WORK TASK: Report each line of the listing below that holds "this".

....

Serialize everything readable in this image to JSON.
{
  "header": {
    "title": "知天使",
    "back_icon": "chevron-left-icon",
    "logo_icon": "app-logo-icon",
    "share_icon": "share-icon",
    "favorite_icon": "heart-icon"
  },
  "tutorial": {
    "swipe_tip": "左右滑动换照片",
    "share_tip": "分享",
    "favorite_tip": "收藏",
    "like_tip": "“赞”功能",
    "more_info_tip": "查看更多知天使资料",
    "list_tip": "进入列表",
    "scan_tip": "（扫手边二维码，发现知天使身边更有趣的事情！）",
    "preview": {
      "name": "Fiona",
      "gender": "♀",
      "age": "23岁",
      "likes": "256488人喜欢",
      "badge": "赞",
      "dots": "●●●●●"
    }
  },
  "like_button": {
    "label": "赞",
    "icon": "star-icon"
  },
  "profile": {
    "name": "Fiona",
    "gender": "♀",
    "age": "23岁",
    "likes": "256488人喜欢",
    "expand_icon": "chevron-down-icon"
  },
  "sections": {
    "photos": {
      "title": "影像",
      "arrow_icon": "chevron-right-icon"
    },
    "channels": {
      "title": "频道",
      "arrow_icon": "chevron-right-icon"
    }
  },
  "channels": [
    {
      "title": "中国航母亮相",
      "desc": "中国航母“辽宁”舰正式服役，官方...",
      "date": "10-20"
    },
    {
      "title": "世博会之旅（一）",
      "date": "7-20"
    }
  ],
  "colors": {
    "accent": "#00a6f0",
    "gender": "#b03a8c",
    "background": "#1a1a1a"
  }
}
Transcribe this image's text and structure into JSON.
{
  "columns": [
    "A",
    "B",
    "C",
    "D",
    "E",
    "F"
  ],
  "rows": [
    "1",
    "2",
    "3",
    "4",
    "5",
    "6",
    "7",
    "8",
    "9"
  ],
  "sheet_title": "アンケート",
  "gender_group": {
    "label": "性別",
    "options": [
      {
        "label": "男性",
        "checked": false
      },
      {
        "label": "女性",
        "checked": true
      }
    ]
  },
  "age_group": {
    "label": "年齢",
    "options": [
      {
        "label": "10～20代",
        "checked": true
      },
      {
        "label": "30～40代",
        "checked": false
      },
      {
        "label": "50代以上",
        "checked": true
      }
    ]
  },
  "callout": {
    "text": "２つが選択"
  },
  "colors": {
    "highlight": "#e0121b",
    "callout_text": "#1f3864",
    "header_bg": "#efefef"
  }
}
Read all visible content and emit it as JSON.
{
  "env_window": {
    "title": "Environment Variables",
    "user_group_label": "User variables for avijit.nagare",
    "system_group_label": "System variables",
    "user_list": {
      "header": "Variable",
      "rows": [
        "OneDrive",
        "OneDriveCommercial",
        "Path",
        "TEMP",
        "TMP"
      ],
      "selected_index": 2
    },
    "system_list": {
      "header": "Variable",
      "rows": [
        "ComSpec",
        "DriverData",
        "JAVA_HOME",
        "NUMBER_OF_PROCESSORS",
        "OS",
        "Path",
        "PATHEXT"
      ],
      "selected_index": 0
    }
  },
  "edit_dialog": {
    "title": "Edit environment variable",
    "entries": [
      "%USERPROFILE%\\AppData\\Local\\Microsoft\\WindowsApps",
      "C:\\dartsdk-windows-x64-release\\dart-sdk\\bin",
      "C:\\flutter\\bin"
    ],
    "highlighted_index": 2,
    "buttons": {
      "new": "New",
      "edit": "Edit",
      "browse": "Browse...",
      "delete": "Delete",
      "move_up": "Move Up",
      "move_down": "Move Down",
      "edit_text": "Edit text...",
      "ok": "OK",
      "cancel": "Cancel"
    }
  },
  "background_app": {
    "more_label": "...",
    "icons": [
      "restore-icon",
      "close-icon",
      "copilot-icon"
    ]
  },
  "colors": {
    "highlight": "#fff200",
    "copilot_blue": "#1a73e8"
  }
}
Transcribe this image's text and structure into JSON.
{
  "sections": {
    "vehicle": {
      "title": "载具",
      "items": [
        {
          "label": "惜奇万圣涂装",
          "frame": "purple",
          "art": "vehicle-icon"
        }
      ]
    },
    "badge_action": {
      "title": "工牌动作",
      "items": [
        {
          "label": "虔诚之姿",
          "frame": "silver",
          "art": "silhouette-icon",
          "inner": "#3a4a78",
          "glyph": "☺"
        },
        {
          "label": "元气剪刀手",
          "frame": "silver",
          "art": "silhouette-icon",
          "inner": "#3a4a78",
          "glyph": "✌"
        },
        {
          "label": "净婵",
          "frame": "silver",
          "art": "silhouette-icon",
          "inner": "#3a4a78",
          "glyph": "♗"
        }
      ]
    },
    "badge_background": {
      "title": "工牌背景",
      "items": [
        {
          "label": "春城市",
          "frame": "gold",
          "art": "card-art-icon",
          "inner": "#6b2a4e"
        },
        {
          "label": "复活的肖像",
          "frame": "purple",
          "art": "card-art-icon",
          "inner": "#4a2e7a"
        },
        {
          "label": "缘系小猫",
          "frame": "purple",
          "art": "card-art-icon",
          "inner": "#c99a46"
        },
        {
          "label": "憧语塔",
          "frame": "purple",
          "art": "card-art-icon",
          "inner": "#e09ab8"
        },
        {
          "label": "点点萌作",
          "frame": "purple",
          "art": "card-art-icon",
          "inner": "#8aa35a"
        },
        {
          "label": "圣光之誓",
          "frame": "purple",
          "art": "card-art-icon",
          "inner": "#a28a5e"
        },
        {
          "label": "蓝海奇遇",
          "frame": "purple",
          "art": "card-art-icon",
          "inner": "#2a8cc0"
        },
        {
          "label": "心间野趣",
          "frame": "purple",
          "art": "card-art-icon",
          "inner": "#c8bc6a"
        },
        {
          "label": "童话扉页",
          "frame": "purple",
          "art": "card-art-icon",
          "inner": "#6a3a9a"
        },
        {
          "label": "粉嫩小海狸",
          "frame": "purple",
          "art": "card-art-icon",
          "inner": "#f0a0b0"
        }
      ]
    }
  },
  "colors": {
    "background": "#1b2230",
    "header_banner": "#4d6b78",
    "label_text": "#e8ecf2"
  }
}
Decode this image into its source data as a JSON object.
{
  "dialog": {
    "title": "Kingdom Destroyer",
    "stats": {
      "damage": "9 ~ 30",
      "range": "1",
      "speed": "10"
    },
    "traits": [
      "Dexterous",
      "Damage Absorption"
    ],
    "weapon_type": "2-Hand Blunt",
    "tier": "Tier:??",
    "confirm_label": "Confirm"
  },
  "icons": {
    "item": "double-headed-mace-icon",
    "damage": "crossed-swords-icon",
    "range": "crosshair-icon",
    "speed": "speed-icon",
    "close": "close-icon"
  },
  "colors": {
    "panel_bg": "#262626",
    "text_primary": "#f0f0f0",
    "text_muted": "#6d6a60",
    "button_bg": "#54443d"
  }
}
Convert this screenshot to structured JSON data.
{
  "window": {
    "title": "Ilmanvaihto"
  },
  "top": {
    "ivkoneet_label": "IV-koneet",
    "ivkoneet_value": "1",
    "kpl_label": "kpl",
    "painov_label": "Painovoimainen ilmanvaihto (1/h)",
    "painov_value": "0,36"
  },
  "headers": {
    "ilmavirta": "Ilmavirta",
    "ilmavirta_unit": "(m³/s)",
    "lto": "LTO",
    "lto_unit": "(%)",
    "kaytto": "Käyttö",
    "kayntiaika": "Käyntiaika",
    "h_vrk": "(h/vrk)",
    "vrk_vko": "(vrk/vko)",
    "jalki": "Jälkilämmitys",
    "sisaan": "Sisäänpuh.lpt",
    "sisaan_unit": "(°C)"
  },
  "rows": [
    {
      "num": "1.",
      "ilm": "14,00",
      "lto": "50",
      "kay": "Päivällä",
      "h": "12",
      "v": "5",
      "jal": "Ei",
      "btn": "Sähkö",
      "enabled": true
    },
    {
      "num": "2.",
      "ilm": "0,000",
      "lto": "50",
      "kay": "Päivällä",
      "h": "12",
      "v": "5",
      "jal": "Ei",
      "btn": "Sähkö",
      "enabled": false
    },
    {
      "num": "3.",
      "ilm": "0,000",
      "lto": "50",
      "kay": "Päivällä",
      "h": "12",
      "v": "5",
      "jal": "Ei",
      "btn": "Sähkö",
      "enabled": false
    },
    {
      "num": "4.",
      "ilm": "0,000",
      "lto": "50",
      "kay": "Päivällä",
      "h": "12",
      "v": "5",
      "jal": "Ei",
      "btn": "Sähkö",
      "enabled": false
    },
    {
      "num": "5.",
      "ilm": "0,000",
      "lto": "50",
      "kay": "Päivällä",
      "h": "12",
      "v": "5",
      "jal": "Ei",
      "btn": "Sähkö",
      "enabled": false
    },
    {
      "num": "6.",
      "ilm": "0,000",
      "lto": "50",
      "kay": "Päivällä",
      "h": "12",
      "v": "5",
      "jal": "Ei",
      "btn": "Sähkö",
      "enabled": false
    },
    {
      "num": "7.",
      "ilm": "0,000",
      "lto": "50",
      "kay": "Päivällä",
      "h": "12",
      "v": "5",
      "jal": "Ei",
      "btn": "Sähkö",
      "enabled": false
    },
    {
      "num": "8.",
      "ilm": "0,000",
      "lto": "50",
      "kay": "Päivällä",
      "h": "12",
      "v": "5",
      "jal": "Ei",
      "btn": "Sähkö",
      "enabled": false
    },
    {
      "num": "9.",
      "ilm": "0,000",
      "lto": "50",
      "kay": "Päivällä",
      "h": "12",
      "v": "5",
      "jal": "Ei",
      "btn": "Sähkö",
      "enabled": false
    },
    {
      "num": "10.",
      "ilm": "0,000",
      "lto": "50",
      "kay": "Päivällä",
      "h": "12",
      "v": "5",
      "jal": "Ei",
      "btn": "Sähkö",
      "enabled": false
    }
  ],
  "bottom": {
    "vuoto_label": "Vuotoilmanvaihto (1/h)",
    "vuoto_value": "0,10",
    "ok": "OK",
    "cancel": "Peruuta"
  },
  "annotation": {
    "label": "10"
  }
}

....

OUTPUT OF THE EXERCISE:
Serialize everything readable in this image to JSON.
Transcribe this image's text and structure into JSON.
Transcribe this image's text and structure into JSON.
Decode this image into its source data as a JSON object.
Convert this screenshot to structured JSON data.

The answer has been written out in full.